Kyle chose this song for the title in part because it's a strange nonsense word that really sticks in your head, and of course in part for its relation to childhood. He hasn't indicated one way or the other whether its lyrics are relevant to the film, but if our reality-warper is as infantile as I think it is, it may in fact "love" or believe that it loves Kevin and Kaylee, at least until Kaylee "hurts its feelings" by not "playing" the way it wants. For whatever reason, it latches on to these human children and eventually just to Kevin as its only "friends" or "family," but it doesn't draw a strong line between these human lives and inanimate toys.

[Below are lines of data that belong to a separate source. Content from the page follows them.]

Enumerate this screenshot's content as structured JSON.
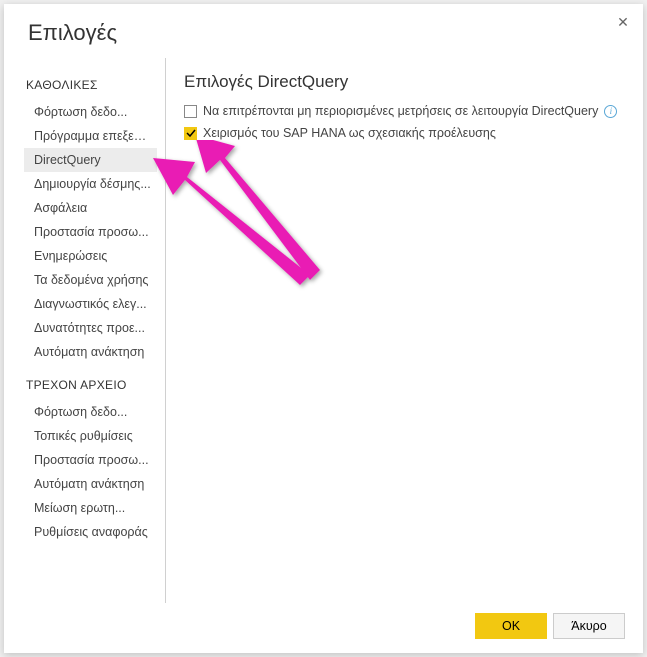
{
  "dialog": {
    "title": "Επιλογές"
  },
  "sidebar": {
    "section1_header": "ΚΑΘΟΛΙΚΕΣ",
    "section2_header": "ΤΡΕΧΟΝ ΑΡΧΕΙΟ",
    "global": {
      "item0": "Φόρτωση δεδο...",
      "item1": "Πρόγραμμα επεξερ...",
      "item2": "DirectQuery",
      "item3": "Δημιουργία δέσμης...",
      "item4": "Ασφάλεια",
      "item5": "Προστασία προσω...",
      "item6": "Ενημερώσεις",
      "item7": "Τα δεδομένα χρήσης",
      "item8": "Διαγνωστικός ελεγ...",
      "item9": "Δυνατότητες προε...",
      "item10": "Αυτόματη ανάκτηση"
    },
    "current": {
      "item0": "Φόρτωση δεδο...",
      "item1": "Τοπικές ρυθμίσεις",
      "item2": "Προστασία προσω...",
      "item3": "Αυτόματη ανάκτηση",
      "item4": "Μείωση ερωτη...",
      "item5": "Ρυθμίσεις αναφοράς"
    }
  },
  "main": {
    "heading": "Επιλογές DirectQuery",
    "option1_label": "Να επιτρέπονται μη περιορισμένες μετρήσεις σε λειτουργία DirectQuery",
    "option1_checked": false,
    "option2_label": "Χειρισμός του SAP HANA ως σχεσιακής προέλευσης",
    "option2_checked": true
  },
  "buttons": {
    "ok": "OK",
    "cancel": "Άκυρο"
  }
}
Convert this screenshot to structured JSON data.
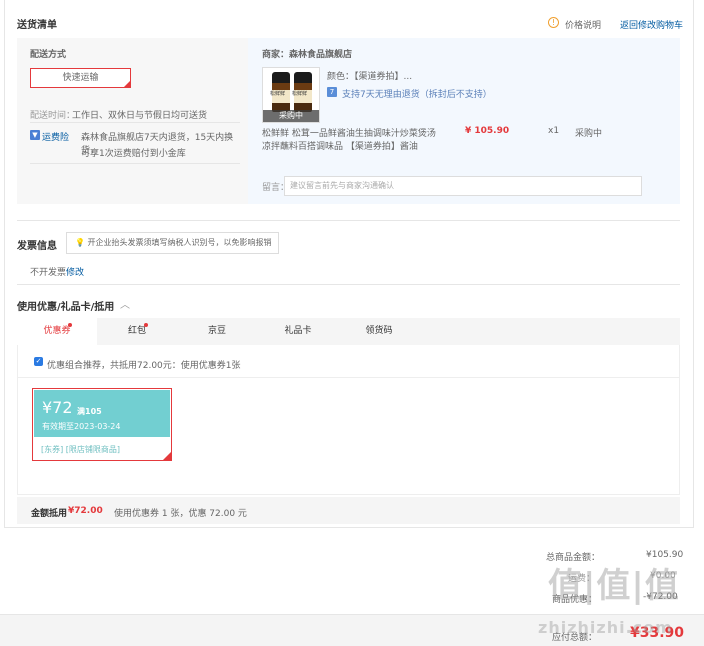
{
  "delivery": {
    "title": "送货清单",
    "price_note": "价格说明",
    "back_to_cart": "返回修改购物车",
    "method_label": "配送方式",
    "method_value": "快速运输",
    "time_label": "配送时间：",
    "time_value": "工作日、双休日与节假日均可送货",
    "insurance_label": "运费险",
    "insurance_text_1": "森林食品旗舰店7天内退货，15天内换货，",
    "insurance_text_2": "可享1次运费赔付到小金库"
  },
  "shop": {
    "name": "商家：森林食品旗舰店",
    "color_label": "颜色：",
    "color_value": "【渠道券拍】...",
    "return_policy": "支持7天无理由退货（拆封后不支持）",
    "product_name_1": "松鲜鲜 松茸一品鲜酱油生抽调味汁炒菜煲汤",
    "product_name_2": "凉拌蘸料百搭调味品 【渠道券拍】酱油",
    "price": "¥ 105.90",
    "qty": "x1",
    "status": "采购中",
    "img_badge": "采购中",
    "bottle_label": "松鲜鲜",
    "remark_label": "留言：",
    "remark_placeholder": "建议留言前先与商家沟通确认"
  },
  "invoice": {
    "title": "发票信息",
    "tip": "开企业抬头发票须填写纳税人识别号，以免影响报销",
    "value": "不开发票",
    "edit": "修改"
  },
  "discount": {
    "title": "使用优惠/礼品卡/抵用",
    "tabs": [
      {
        "label": "优惠券",
        "active": true,
        "dot": true
      },
      {
        "label": "红包",
        "active": false,
        "dot": true
      },
      {
        "label": "京豆",
        "active": false,
        "dot": false
      },
      {
        "label": "礼品卡",
        "active": false,
        "dot": false
      },
      {
        "label": "领货码",
        "active": false,
        "dot": false
      }
    ],
    "combo_text": "优惠组合推荐，共抵用72.00元：使用优惠券1张",
    "coupon": {
      "amount": "¥72",
      "condition": "满105",
      "expiry": "有效期至2023-03-24",
      "scope": "[东券] [限店铺限商品]"
    },
    "sum_label": "金额抵用",
    "sum_value": "¥72.00",
    "sum_desc": "使用优惠券 1 张，优惠 72.00 元"
  },
  "totals": {
    "goods_label": "总商品金额：",
    "goods_value": "¥105.90",
    "freight_label": "运费：",
    "freight_value": "¥0.00",
    "discount_label": "商品优惠：",
    "discount_value": "-¥72.00",
    "payable_label": "应付总额：",
    "payable_value": "¥33.90"
  },
  "watermark": {
    "main": "值|值|值",
    "url": "zhizhizhi.com"
  },
  "colors": {
    "accent_red": "#e4393c",
    "link_blue": "#005aa0",
    "coupon_teal": "#72cfd1"
  }
}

If all this is the case, the being's cruelty is both as innocent and as dreadfully, dreadfully cold as some curious kitten batting an insect around, and worse, it has the attention span of a toddler on some unfathomably cosmic scale. You cannot reason with that. Put god-like power in the hands of a toddler and you'd honestly be lucky if the results are only as disturbing as this.

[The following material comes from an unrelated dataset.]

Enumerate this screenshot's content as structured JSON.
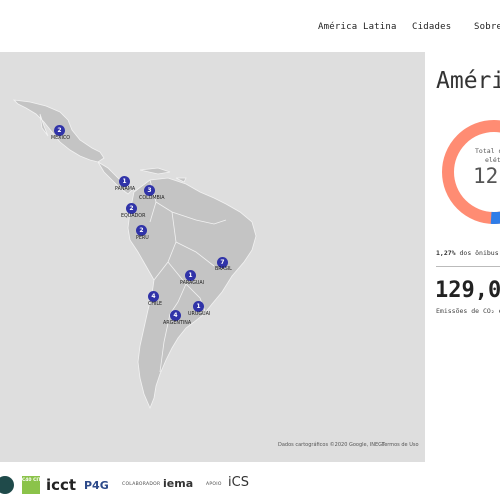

What everyone wants to know, of course, is what happens next. The implication of the ending is that the situation may stretch on for eternity, in which case, Kevin will likely become little more than an empty shell of a human life, adapted to do nothing but those same simple actions as practically reflex. After even months, let alone years, a lot of people trapped in such isolation lose touch with there ever having been more to the world at all.
Alternatively, but just as distressingly, what happens if the entity finally gets "bored?" How long does that take? Centuries? Millenia? Epochs? Does Kevin waste away and die like a forgotten pet, or is he "released" in some way? In such a scenario, would the entity even care to put Kevin (and maybe also Kaylee) back where they belong or simply toss them aside thoughtlessly, dumping them just about anywhere in time or space or beyond? Whether it merely discards them or carefully returns them, do they forget their time spent in its domain or are they left as mentally broken husks? Then of course there's the possibility that Kevin himself will eventually become something beyond a human, maybe even the exact manner of being as his tormenter.
I don't personally have a preferred theory here; every single possibility is a terrifying concept to consider, even the "best case" in which the kids wake up one day right where they left off and simply don't remember being tortured in limbo for a billion years.
Even with no explanation at all, no hypothesizing, no further interpretation considered after the credits roll, the actual on-screen events of Skinamarink, start to finish, are masterfully unsettling in a thoughtful, meaningful and inventive way. It's not a film for everyone, and I wish more reviewers would understand that it doesn't need to be for them to be worthy of admiration. Even if you don't find it one of the scariest films ever made, it has by far one of the scariest antagonists ever conceived.
...And due to popular demand, this "bonus" review won't actually be the end of this review series after all. I'll be writing another of these reviews and analyses at least once per month in 2023, and they'll release first on my PATREON each month until I gather them all up for public release either at the end of the year or the end of each season; we'll see what makes more sense as I go along!